Write out all of the records exactly once more and skip the images.

*** RECORD EXTRACTS Section Begins ***

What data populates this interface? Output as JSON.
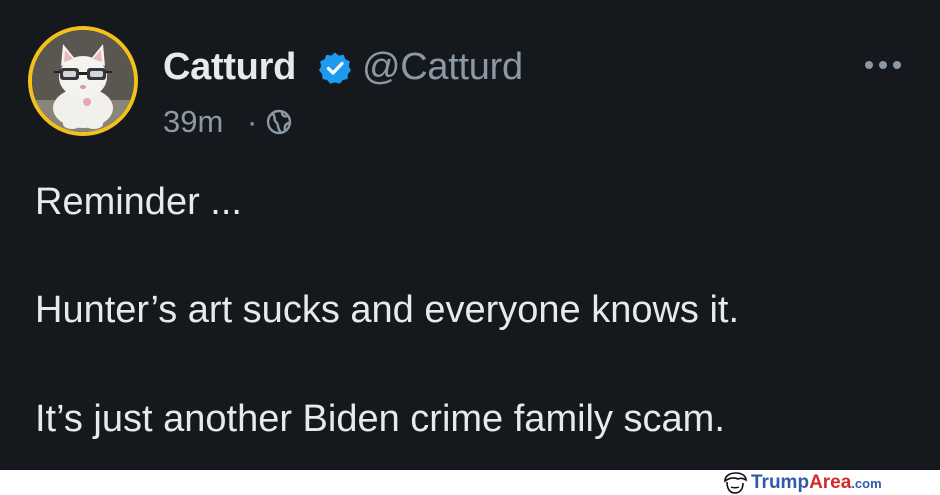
{
  "tweet": {
    "display_name": "Catturd",
    "handle": "@Catturd",
    "time": "39m",
    "separator": "·",
    "verified": true,
    "lines": [
      "Reminder ...",
      "Hunter’s art sucks and everyone knows it.",
      "It’s just another Biden crime family scam."
    ]
  },
  "icons": {
    "badge": "verified-badge-icon",
    "globe": "globe-icon",
    "more": "more-options-icon"
  },
  "watermark": {
    "brand": "Trump",
    "brand_accent": "Area",
    "suffix": ".com"
  },
  "colors": {
    "background": "#15181c",
    "text": "#e7e9ea",
    "muted": "#8b98a5",
    "verified": "#1d9bf0",
    "avatar_ring": "#f2c21b",
    "watermark_blue": "#2e5aa8",
    "watermark_red": "#d62a2a"
  }
}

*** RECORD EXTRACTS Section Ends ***

**FINISHED EXERCISE**
What data populates this interface? Output as JSON.
{
  "tweet": {
    "display_name": "Catturd",
    "handle": "@Catturd",
    "time": "39m",
    "separator": "·",
    "verified": true,
    "lines": [
      "Reminder ...",
      "Hunter’s art sucks and everyone knows it.",
      "It’s just another Biden crime family scam."
    ]
  },
  "icons": {
    "badge": "verified-badge-icon",
    "globe": "globe-icon",
    "more": "more-options-icon"
  },
  "watermark": {
    "brand": "Trump",
    "brand_accent": "Area",
    "suffix": ".com"
  },
  "colors": {
    "background": "#15181c",
    "text": "#e7e9ea",
    "muted": "#8b98a5",
    "verified": "#1d9bf0",
    "avatar_ring": "#f2c21b",
    "watermark_blue": "#2e5aa8",
    "watermark_red": "#d62a2a"
  }
}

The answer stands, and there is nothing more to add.